Speaking of flows, another one would be just taking net flow in from the physical network. Now we understand who's talking to who on what we call the "underlay" about the logical topology, which is the "overlay," we'll understand the volume of traffic and the ratio of our physical or underlay to our overlay.
We'll also probably take in log messages. IPS and firewall send out a lot of logs. We can begin to provide a way to understand the performance of this particular component within the service chain, in addition to being able to understand the health of the whole service chain.
Lastly, we're always going to have these edge devices, whether it's an MX router from Juniper, whether we're talking about a Cisco router, there's always going to be a connection to other services. It's quite possible that our service chain is actually going to extend all the way into the Cloud. I might have some of my servers that are serving up this very popular website in my data center in my private Cloud. I might actually expand that, so even though it's the same website, some of the web traffic is actually served up from AWS or Microsoft Azure. SevOne has the ability to monitor those Cloud services as well, along with the physical devices. This is going to be a rack-and-stack router probably, again, monitored with SNMP. Lastly, any non-virtualized services, so they'll be outside this virtualized domain.
The other point I'd like to make is that this is not going to happen overnight. There's going to be a lot of physical legacy network monitoring that needs to go on, but you need a performance-monitoring platform that is going to take you from the old world of SNMP and fixed switches into the new world of dynamic provisioning of network function virtualization, such as firewalls, load balancers, IPS's, etc, and be able to provide a single dashboard with those sorts of metrics. You can envision a dashboard that updates in real time, that might have firewall statistics, and maybe those are from SNMP; you might have IPS statistics, and those could be coming from log messages that came into the box; we'd be collecting flow so we understand who's talking to who, how much, what ports and protocols are being used within the environment.

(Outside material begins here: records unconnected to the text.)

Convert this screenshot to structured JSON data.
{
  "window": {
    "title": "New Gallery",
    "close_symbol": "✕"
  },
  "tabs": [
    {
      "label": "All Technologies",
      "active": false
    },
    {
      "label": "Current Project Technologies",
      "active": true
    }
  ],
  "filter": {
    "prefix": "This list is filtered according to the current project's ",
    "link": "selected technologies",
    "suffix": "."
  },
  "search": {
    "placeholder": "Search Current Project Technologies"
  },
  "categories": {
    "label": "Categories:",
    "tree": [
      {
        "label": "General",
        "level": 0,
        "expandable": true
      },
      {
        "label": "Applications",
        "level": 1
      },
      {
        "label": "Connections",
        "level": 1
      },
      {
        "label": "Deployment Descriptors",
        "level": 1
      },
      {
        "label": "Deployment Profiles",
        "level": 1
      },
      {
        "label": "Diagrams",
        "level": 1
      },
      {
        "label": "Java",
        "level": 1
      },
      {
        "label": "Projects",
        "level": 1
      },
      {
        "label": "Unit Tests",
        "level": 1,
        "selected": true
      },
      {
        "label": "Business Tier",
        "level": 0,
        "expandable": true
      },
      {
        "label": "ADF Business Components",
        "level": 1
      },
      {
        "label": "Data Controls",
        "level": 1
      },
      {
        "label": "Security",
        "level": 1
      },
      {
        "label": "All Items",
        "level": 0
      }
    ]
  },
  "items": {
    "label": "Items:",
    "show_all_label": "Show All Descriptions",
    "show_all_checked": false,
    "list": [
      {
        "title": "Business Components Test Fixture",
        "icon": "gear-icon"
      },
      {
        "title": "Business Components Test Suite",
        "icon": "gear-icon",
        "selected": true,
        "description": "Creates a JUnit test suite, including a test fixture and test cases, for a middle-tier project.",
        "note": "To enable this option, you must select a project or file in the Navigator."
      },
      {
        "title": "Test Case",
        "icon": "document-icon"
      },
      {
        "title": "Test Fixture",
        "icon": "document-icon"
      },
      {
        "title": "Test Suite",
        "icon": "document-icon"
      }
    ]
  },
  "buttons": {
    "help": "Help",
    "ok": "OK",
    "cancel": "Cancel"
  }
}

We do all of that from both a virtualized perspective and from a physical perspective, using technologies like SNMP, IP SLA, other things that we'll throw in the mix that the SevOne monitoring solution is capable of to give an end-to-end picture of the performance of your software defined network.
I'd like to thank you for taking the time to watch this white board presentation on software defined everything. The understanding of SevOne's performance monitoring within that realm. Thanks.